(I wonder if "manure" was the actual word Hank used?) I'm reminded of a story Reba McIntire tells about her parents. I hope it's Reba, anyway — I'm working from memory here. The parents were country people. The first time Reba's father saw her mother, she was carrying two big buckets of hog swill. "Any woman that can tote two buckets of hog swill is the right woman for me," he said to himself, and started courting her right there. It sounds like something from 150 years ago, James Whitcomb Riley or Mark Twain; yet this was only 1950 or so.

"Tomorrow I'll be right back plowin' … "  Which brings me to another thing that's been on my mind this trip: the disappearance of the white American peasant. Now, of course, "peasant" isn't a word that has been much used in reference to poor rural whites in this country. I have not seen it once in Poor But Proud, Wayne Flynt's book about Alabama's poor whites, which I am reading with great pleasure. That's what they were, though — and what numbers of them there used to be! Three goals of my present trip were to (a) indulge my Hankolatry, (b) see a college football game, and (c) go to a NASCAR race. Well:

Again, this wasn't the Middle Ages, this was fifty or sixty years ago, well within living memory. (We have lost Hank and Bear Bryant, but Junior Johnson is still alive.)

Good times.  I got chatting with Margaret Gaston, curator at the Hank Williams homestead in Georgiana. Born in 1929, this good lady came from just that same kind of background. She denied any feeling of oppression or deprivation, though. "Everyone lived just the same. We didn't know we were deprived, we never thought about it. Looking back on my young years, I must say, I enjoyed them. We had a good time!" The race business? "We mixed plenty — more than now, I think." [Funny how often you hear this.] "The schools were separate, though. We had our school, they had theirs. I don't know their school was any worse than ours. Our school had a stove, theirs had a stove …" Hank? "I saw him perform at the Opry in 1951. Oh, how we cheered him! He got more cheers than anyone. You couldn't take your eyes off him. He was working, though, I mean working — drenched in sweat, like somebody'd turned a hose on him. But that was what he loved to do — perform for people. He loved it. You could see that, he just loved it. He was happy up there on stage, happy."

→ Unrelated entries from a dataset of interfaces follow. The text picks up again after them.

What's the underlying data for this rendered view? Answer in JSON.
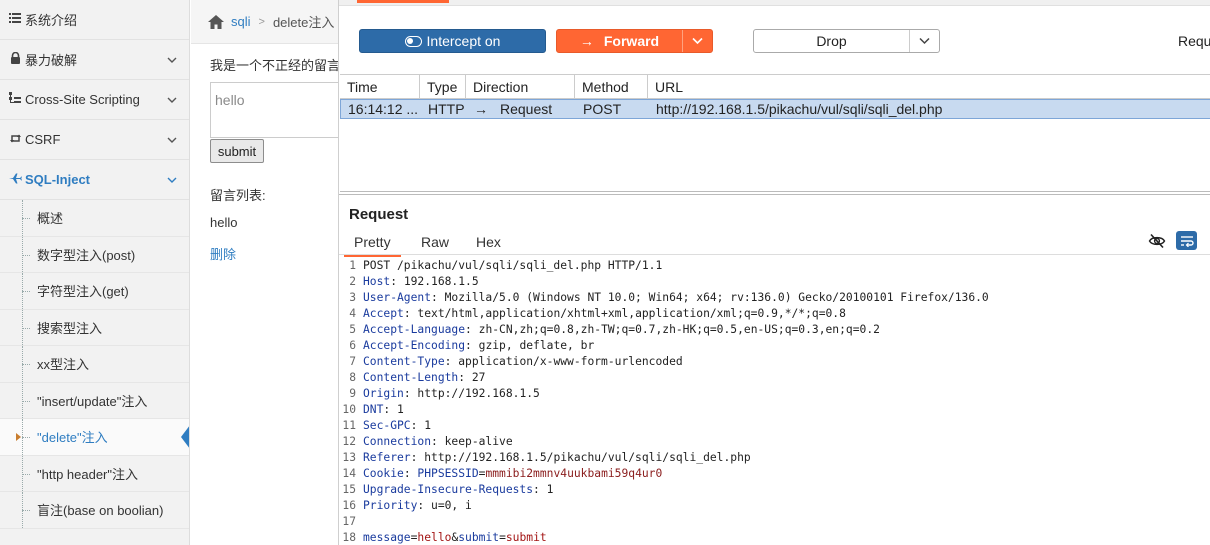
{
  "sidebar": {
    "menus": [
      {
        "label": "系统介绍",
        "icon": "list-icon"
      },
      {
        "label": "暴力破解",
        "icon": "lock-icon"
      },
      {
        "label": "Cross-Site Scripting",
        "icon": "sitemap-icon"
      },
      {
        "label": "CSRF",
        "icon": "retweet-icon"
      },
      {
        "label": "SQL-Inject",
        "icon": "plane-icon"
      }
    ],
    "sub_items": [
      {
        "label": "概述"
      },
      {
        "label": "数字型注入(post)"
      },
      {
        "label": "字符型注入(get)"
      },
      {
        "label": "搜索型注入"
      },
      {
        "label": "xx型注入"
      },
      {
        "label": "\"insert/update\"注入"
      },
      {
        "label": "\"delete\"注入"
      },
      {
        "label": "\"http header\"注入"
      },
      {
        "label": "盲注(base on boolian)"
      }
    ],
    "active_sub": "\"delete\"注入",
    "accent_color": "#2f7dc1"
  },
  "page": {
    "breadcrumb": {
      "section": "sqli",
      "current": "delete注入"
    },
    "intro": "我是一个不正经的留言板",
    "message_value": "hello",
    "submit_label": "submit",
    "list_title": "留言列表:",
    "messages": [
      {
        "text": "hello",
        "delete_label": "删除"
      }
    ]
  },
  "burp": {
    "toolbar": {
      "intercept_label": "Intercept on",
      "forward_label": "Forward",
      "drop_label": "Drop",
      "request_label": "Reque"
    },
    "table": {
      "columns": [
        "Time",
        "Type",
        "Direction",
        "Method",
        "URL"
      ],
      "rows": [
        {
          "time": "16:14:12 ...",
          "type": "HTTP",
          "direction": "Request",
          "method": "POST",
          "url": "http://192.168.1.5/pikachu/vul/sqli/sqli_del.php"
        }
      ]
    },
    "request": {
      "title": "Request",
      "tabs": [
        "Pretty",
        "Raw",
        "Hex"
      ],
      "active_tab": "Pretty",
      "lines": [
        {
          "n": "1",
          "text": "POST /pikachu/vul/sqli/sqli_del.php HTTP/1.1"
        },
        {
          "n": "2",
          "key": "Host",
          "value": "192.168.1.5"
        },
        {
          "n": "3",
          "key": "User-Agent",
          "value": "Mozilla/5.0 (Windows NT 10.0; Win64; x64; rv:136.0) Gecko/20100101 Firefox/136.0"
        },
        {
          "n": "4",
          "key": "Accept",
          "value": "text/html,application/xhtml+xml,application/xml;q=0.9,*/*;q=0.8"
        },
        {
          "n": "5",
          "key": "Accept-Language",
          "value": "zh-CN,zh;q=0.8,zh-TW;q=0.7,zh-HK;q=0.5,en-US;q=0.3,en;q=0.2"
        },
        {
          "n": "6",
          "key": "Accept-Encoding",
          "value": "gzip, deflate, br"
        },
        {
          "n": "7",
          "key": "Content-Type",
          "value": "application/x-www-form-urlencoded"
        },
        {
          "n": "8",
          "key": "Content-Length",
          "value": "27"
        },
        {
          "n": "9",
          "key": "Origin",
          "value": "http://192.168.1.5"
        },
        {
          "n": "10",
          "key": "DNT",
          "value": "1"
        },
        {
          "n": "11",
          "key": "Sec-GPC",
          "value": "1"
        },
        {
          "n": "12",
          "key": "Connection",
          "value": "keep-alive"
        },
        {
          "n": "13",
          "key": "Referer",
          "value": "http://192.168.1.5/pikachu/vul/sqli/sqli_del.php"
        },
        {
          "n": "14",
          "key": "Cookie",
          "cookie_name": "PHPSESSID",
          "cookie_value": "mmmibi2mmnv4uukbami59q4ur0"
        },
        {
          "n": "15",
          "key": "Upgrade-Insecure-Requests",
          "value": "1"
        },
        {
          "n": "16",
          "key": "Priority",
          "value": "u=0, i"
        },
        {
          "n": "17",
          "text": ""
        },
        {
          "n": "18",
          "params": [
            {
              "k": "message",
              "v": "hello"
            },
            {
              "k": "submit",
              "v": "submit"
            }
          ]
        }
      ]
    },
    "colors": {
      "forward": "#ff6633",
      "intercept": "#2d6ba8",
      "selected_row": "#c8daf0"
    }
  }
}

North and south.  Not that Alabama was entirely a peasant state. My own expedition was a bit one-sided, as I spent most of my time in the southern part. A word-association test with "Alabama" would turn up "cotton" as a first response from most Yankees. In fact, "iron and steel" would be just as valid for twentieth-century Alabama, or "coal" (or "the military," come to think of it — you see a lot of uniforms round the state). In 1920, better than one Alabamian in a hundred was a coal miner. To push the analogy with England, the state was as much Mrs. Gaskell or Charles Dickens as Thomas Hardy.

This puts me into familiar territory — both my grandfathers were coal miners in the West Midlands of England. The stories about Alabama coal miners in Poor But Proud all sound like the stuff I heard in my own family. Child labor was common in both places: 1,384 of those 26,000 Alabama miners in 1920 were aged between ten and seventeen. My mother's father went "down the pit" at thirteen, after a brief career minding sheep on Cannock Chase. Here, from Wayne Flynt's book, is an Alabamian Mr. Gradgrind, also circa 1920:

One employer, whom a journalist described as a man "without ideals and apparently without shame," explained that he prevented labor trouble by hiring no one who knew how to read. The only reason he ever hired a literate miner was because "there aren't enough illiterate" ones to go around.

These are more explorations for a future visit, though. The nearest I got to industrial Alabama on this visit was a one-night stay in the town of Bessemer, obviously named in honor of the steel-smelting pioneer. It was the nearest motel booking I could get to the Talladega raceway. It was also the filthiest motel I have ever been in. My door lock did not work, the carpet in my room was sticky, and there was, to judge from the smell of the place, a rotting corpse in one of the wall cavities. You take 'em as you find 'em when you're on the road, but this place needs a visit from the quality control people at Masters Inns.